Evaluation of Relationship between Modified ATRIA Risk Score and Mortality in Hospitalized Patients with COVID-19

AFŞİN A., Turgut K., Bursa N., YAVUZ E., güven t., HOSOGLU Y.

Medical records-international medical journal (Online), vol.5, no.1, pp.107-114, 2023 (Peer-Reviewed Journal) identifier

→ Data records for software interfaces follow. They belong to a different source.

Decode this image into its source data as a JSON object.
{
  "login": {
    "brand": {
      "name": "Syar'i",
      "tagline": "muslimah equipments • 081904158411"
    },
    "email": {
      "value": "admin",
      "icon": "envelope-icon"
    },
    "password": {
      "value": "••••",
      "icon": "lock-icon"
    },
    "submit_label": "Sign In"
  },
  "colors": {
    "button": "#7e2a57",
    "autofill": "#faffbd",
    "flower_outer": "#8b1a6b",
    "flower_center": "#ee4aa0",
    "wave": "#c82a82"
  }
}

Aim: The ATRIA score was developed to assess the probability of an ischemic stroke in patients with atrial fibrillation (AF). The modified ATRIA (M-ATRIA) risk score incorporates predictive risk variables for coronavirus disease 2019 (COVID-19). As a result, we looked into the association between the M-ATRIA risk score and the risk of in-hospital death in COVID-19 patients.Materials and Methods: The data of 595 inpatients in the COVID-19 research were evaluated retrospectively and separated into three groups based on the M-ATRIA scoring system. The M-ATRIA score used the troponin I level as a parameter in place of the proteinuria criterion in the ATRIA score. Those with a score between 0 and 5 were classified as group 1 (n = 269), those with a score of 6 as group 2 (n = 64), and those with a score of 7 and above were classified as group 3 (n = 162). In-hospital death, mechanical ventilation, and admission to the critical-care unit were all considered adverse clinical events.Results: The M-ATRIA risk score associated with adverse clinical events (all, p < 0.001). An M-ATRIA score of 6, an M-ATRIA score greater than 7, procalcitonin, and C- reactive protein were found to be independent predictors of in-hospital mortality in the multivariate logistic regression analysis. In the ROC analysis, an M-ATRIA score of 4.5 or above predicted in-hospital mortality with a sensitivity of 90.2% and a specificity of 58.9%. Conclusion: Regardless of the status of AF, the M-ATRIA risk score computed at admission may be a valuable tool for predicting in-hospital mortality in COVID-19 patients.